Gather all lines in the entries that include the word "Deal".

Data records for software interfaces
:::

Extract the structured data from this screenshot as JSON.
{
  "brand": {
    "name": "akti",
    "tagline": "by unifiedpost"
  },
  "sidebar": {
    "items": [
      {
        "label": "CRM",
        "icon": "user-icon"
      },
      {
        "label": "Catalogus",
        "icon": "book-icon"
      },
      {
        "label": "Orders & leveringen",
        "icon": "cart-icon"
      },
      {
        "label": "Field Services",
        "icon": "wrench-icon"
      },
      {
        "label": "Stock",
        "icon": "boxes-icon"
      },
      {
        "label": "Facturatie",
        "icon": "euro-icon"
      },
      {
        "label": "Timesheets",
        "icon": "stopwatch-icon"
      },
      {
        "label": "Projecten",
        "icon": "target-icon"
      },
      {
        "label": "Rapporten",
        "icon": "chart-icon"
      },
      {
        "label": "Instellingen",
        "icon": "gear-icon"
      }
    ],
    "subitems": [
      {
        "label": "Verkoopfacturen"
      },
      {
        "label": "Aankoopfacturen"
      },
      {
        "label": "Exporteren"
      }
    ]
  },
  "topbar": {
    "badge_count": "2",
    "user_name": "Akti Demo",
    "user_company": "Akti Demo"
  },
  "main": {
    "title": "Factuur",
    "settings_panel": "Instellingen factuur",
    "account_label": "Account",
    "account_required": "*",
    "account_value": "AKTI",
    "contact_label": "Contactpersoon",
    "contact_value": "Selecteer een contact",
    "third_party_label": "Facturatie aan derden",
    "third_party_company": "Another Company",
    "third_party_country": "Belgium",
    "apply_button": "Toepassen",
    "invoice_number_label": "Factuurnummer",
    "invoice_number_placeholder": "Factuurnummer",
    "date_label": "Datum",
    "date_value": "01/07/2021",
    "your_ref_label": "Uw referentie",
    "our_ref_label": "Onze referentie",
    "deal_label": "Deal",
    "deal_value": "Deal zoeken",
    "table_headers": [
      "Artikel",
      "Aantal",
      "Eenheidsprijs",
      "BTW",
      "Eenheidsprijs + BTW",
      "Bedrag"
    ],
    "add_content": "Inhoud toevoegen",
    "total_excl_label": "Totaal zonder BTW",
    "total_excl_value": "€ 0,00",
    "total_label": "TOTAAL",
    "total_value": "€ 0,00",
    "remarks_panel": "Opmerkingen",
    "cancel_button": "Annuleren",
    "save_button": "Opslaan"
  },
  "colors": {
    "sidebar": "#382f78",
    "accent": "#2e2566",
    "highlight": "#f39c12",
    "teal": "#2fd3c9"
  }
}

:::

Result of the exercise:
    "deal_label": "Deal",
    "deal_value": "Deal zoeken",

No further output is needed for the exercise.